Michael Cox reviews Churchill, Liz Lochhead: Making Nothing Happen and Jigsy.
Today was proof that a one-person show doesn’t have to follow the same outline. Three shows, all with one cast member, and yet they couldn’t be more different.
Big Ben chimes thirteen times, thus bringing to life the statues in Parliament Square for an hour. So begins Churchill (****), Pip Utton’s stirring monologue. The set-up might be gimmicky but the play is certainly not. Utton not only makes a great crack at portraying the statesman and his life but has also written a very solid script. Focused more on making Churchill into a man than a figure, the play finds ways of humanising his life and experiences.
It’s all very simple, but it is also very well done. Churchill is not only interesting and funny but is full of interesting information and facts about the man. It also makes one feel angry towards the modern political system and how our current leaders are letting us down in these, our own trying times.
Liz Lochhead is a national treasure.
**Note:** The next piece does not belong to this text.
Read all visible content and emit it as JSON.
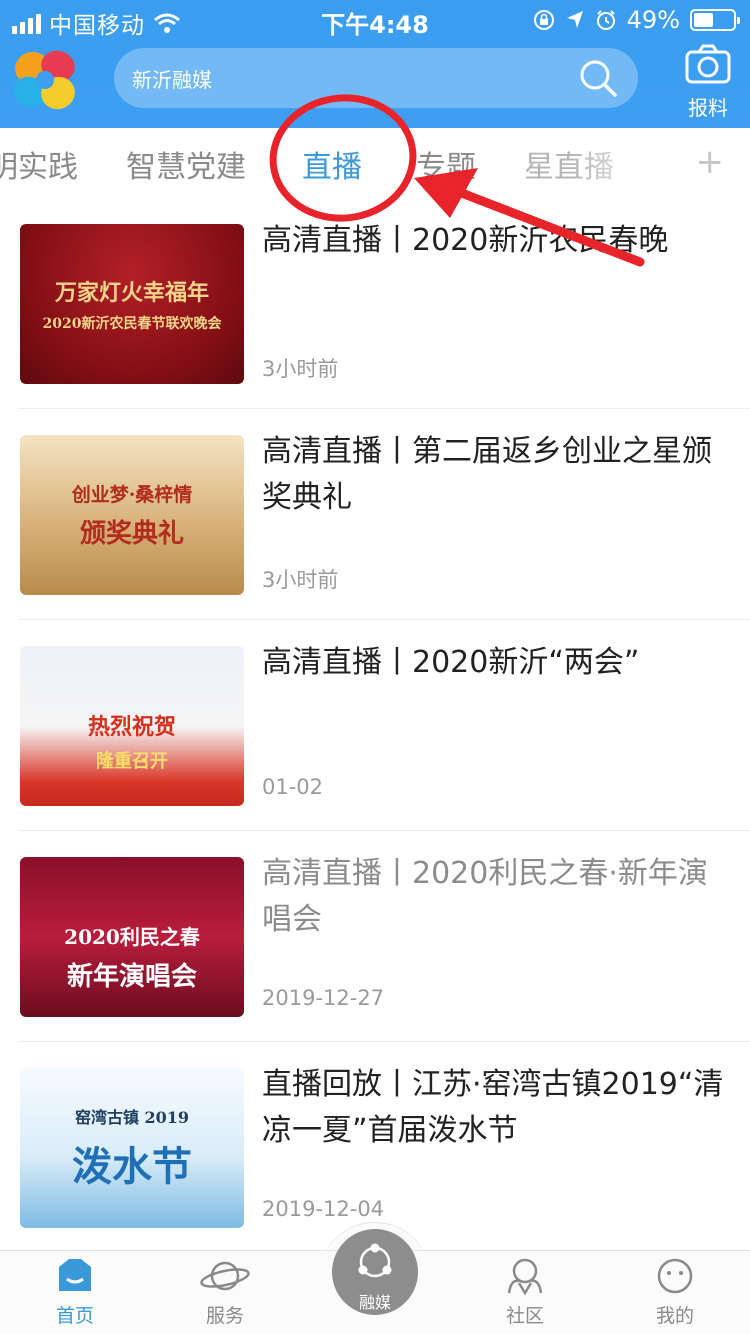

She’s a great writer who is both charismatic and intelligent, and she has a stage presence that is equally warm and compelling. Any doubters looking for evidence need look no further than her current Fringe show Liz Lochhead: Making Nothing Happen (***). The show is exactly what it advertises itself as: for one hour, Lochhead reads selections from her cannon while chatting a bit about her life and inspirations.
It might not be wholly original, and some of the work might hit better than others, but the hour goes by quickly, and Lochhead makes for a great host. She might have been put off by the heat of the venue and had trouble with a poem she’d misplaced during the performance I saw, but Lochhead is nonetheless a compelling speaker and artist, and her voice is a refreshing antidote to the subpar writing that one can find during the Fringe Festival.
Like Jigsy (***). There is a genuinely great show buried somewhere within the script, but playwright Tony Staveacre hasn’t successfully found it. Jigsy is a seasoned comedian who speaks to us in the middle of a set, and he has seen a lot of interesting stuff—on and off the stage.
There are nuggets of greatness. The play has some fun insights into famous comedians, and there are some interesting personal scenarios concerning the protagonist, but the script is all over the place and doesn’t give the audience much to cling onto or care about; right when you feel like investing in something, it goes off in another direction without returning. It’s frustrating because, with a bit more development, this could really be a cracking story.
So thank goodness for Les Dennis, who not only gives a very grounded performance that manages to hit all the notes but more than rises above the material he is given. Playing the clown crying on the inside, Dennis is captivating to watch and manages to make the audience laugh and grimace, sometimes at the same thing. It’s a brave, committed performance that fans and non-fans alike should find worthy of their time, even if the play itself isn’t.
Churchill, Liz Lochhead: Making Nothing Happen and Jigsy are on at the Assembly Rooms on George Street. Check programme or website for dates and times.